First, they tested against Hive 0.10 while the shipping version is Hive 0.12 + Tez + Yarn. 15 yard penalty and loss of down.
Second, in query 1 they tested 1TB scattered across six 3TB spindles times 6 nodes. That’s 108TB to hold 1.7TB of data. Kinda unrealistic. What we need to see is a Hadoop benchmark of 100TB of data or more. Scan all 100TB, then another query does a massive join of 50TB to 10TB. Customers should not assume real scalability based on easy benchmarks.
Last, with most of the queries spreading 8GB of data across 384GB of memory (6 nodes*64GB), well, all the test data sits in memory, around 1.3GB per node. This is testing code path speed but not disk access which we know is the slowest component.
IMO — Lacking audited TPC council benchmarks, customers should do their own comparisons — at scale.
I see your point about the Hive version to a certain extent, but Hive isn’t the story here and it won’t be until Tez matures. I’d like to see Shark as part of this comparison. Hopefully someone from Gruter will respond regarding your other comments.
Thanks for the discussion.
Thanks for all the good points and feedbacks on our test results.
I added inline comments hoping that they are helpful.
> First, they tested against Hive 0.10 while the shipping version is Hive 0.12 + Tez + Yarn. 15 yard penalty and loss of down.
The test was performed in end of October last year. By that time, Hive on Tez was still under development. There was no chance to test it and the latest stable version in CDH was 0.10. Yes, absolutely, Hive on Tez is a must-test item in our test plan.
> Second, in query 1 they tested 1TB scattered across six 3TB spindles times 6 nodes. That’s 108TB to hold 1.7TB of data. Kinda unrealistic. What we need to see is a Hadoop benchmark of 100TB of data or more. Scan all 100TB, then another query does a massive join of 50TB to 10TB. Customers should not assume real scalability based on easy benchmarks.
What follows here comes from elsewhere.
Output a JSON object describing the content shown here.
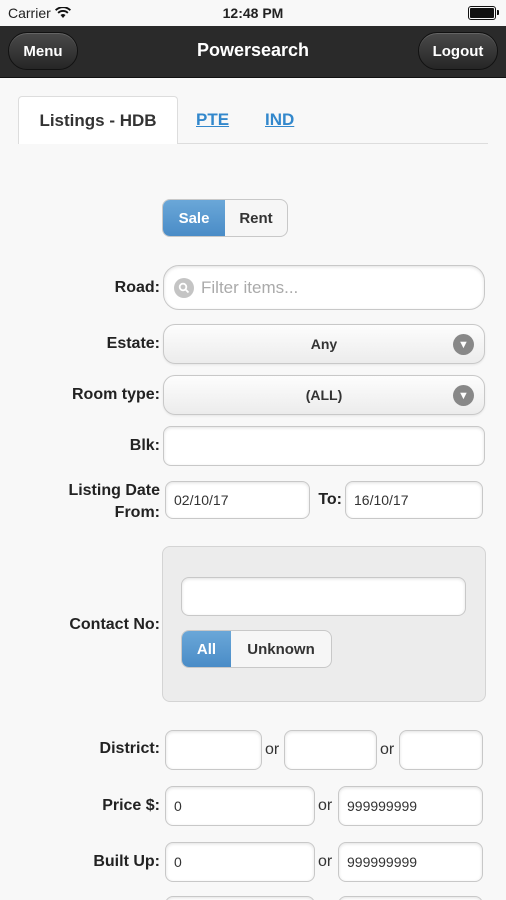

>Last, with most of the queries spreading 8GB of data across 384GB of memory (6 nodes*64GB), well, all the test data sits in memory, around 1.3GB per node. This is testing code path speed but not disk access which we know is the slowest component.
Not in the slides but mentioned in my presentation at the HUG meetup, for each iteration in the test, we did cache drop to remove any memory affect from previous iteration. Regarding the data set size, I agree with your point, like most of other similar tests, the data set is still small considering HW capacity. We will share more test results using bigger data set soon.
> IMO — Lacking audited TPC council benchmarks, customers should do their own comparisons — at scale.
I understand that the internal test results by a vendor, not by a trustful third party entity, could be doubtful. But still, I hope it would be helpful at least to someone who is interested in Tajo project as one of references; and the test was actually done by one of our clients, SKT; I introduced it as a case study. Fortunately, Apache Tajo is an open source project and anyone can set up and perform benchmark test according to their own use case, which means anyone can discuss further or debate on the test results; I believe such discussions are also essential for Apache Tajo project.
First of all, I’d like to thank you and appreciate your post on Tajo.
Regarding Shark, we definitely would like to include it in our next test and share the results.
We are more than happy to hear any opinion and feedback on Tajo.